The horizontal position of the base station was established by static ties to three local HARN stations. The elevation of the base was determined by differential level runs to the antenna reference point. All comparisons were made in the Kentucky state plane single zone with orthometric heights based on NAVD 88 in meters. The table above illustrates the results.
Originally, the horizontal position of the base station was referenced to the Kentucky HARN adjustment. Prior to performing these tests, the position of the base was adjusted to the new NAD 83 (NSRS 2007) released by NGS in early February. This adjustment reconciled any differences between the HARN and CORS and provides near perfect consistency between the two. This adjustment resulted in the position of this base station shifting 1 cm in the northing and 5 mm in the easting. This adjustment moved the known position toward the average of the 30 sessions for both the 15- and 30-minute observations performed for the test, thus improving the results in both cases.

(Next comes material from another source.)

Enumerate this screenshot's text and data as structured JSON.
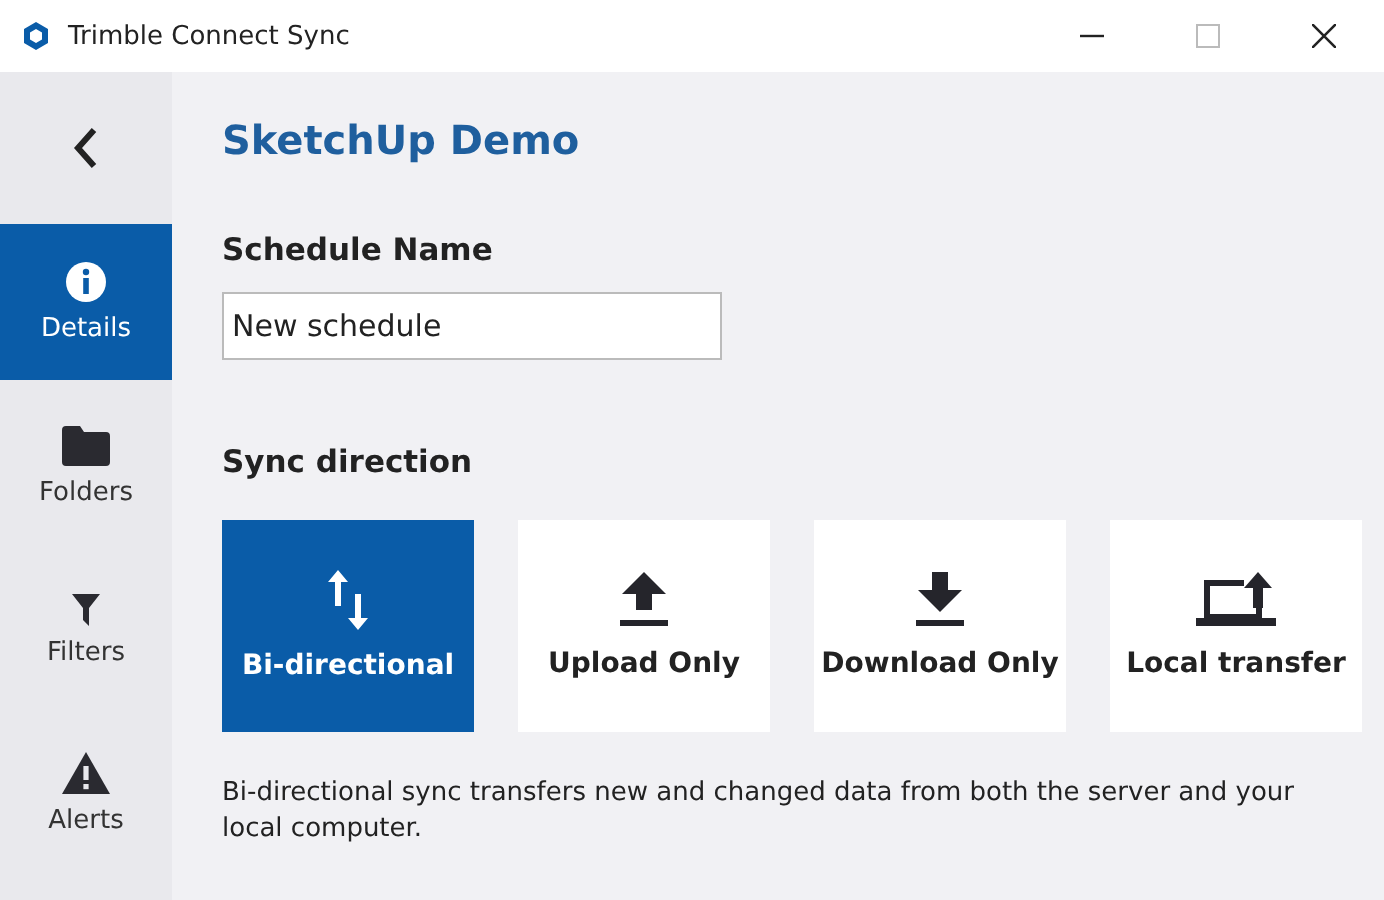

Six CORS were used in the OPUS-RS solutions for this test. The distances to these CORS ranged from 68 km to LOU1 located southeast of Louisville to 117 km to KYBO located in Boone County in northern Kentucky. The map on the opposite page illustrates the locations of these CORS in relation to the base station used for the test. The concentric circles in the graphic represent radii of 50, 100 and 150 km from the base station.
The results of the test are consistent with NGS’ accuracy predictions. In fact, the horizontal accuracy is significantly better than the stated accuracies. You will also notice that there was a very slight improvement in accuracy when the sessions were extended from 15 to 30 minutes.
Free Tools for GPS OccupationsSnay described the importance of this service to the surveying profession: “OPUS-RS provides direct access to the National Spatial Reference System (NSRS) in a way much easier than ever before. Considering that time is money, the importance of accurate positioning with short observations is very clear.” He also discussed a new application of OPUS-DB (database) that should be available in a few months. “OPUS-DB will allow surveying professionals to easily share their work with others in the professional community. Registered users will be able to submit a minimum of four hours of observation data, photos and descriptions of the new occupation, and log materials of observation procedures. Positional information for the new point will be available within our data sheet search engine once an acceptable OPUS solution is confirmed.”
Once again, NGS has provided surveying and mapping professionals with a significant new tool to help us when working with GPS occupations. And this tool is free to the professional community. The original OPUS continues to have important applications for GPS occupations of two hours or more, and OPUS-RS provides significant accuracy for short occupations, thereby increasing our productivity and decreasing project costs.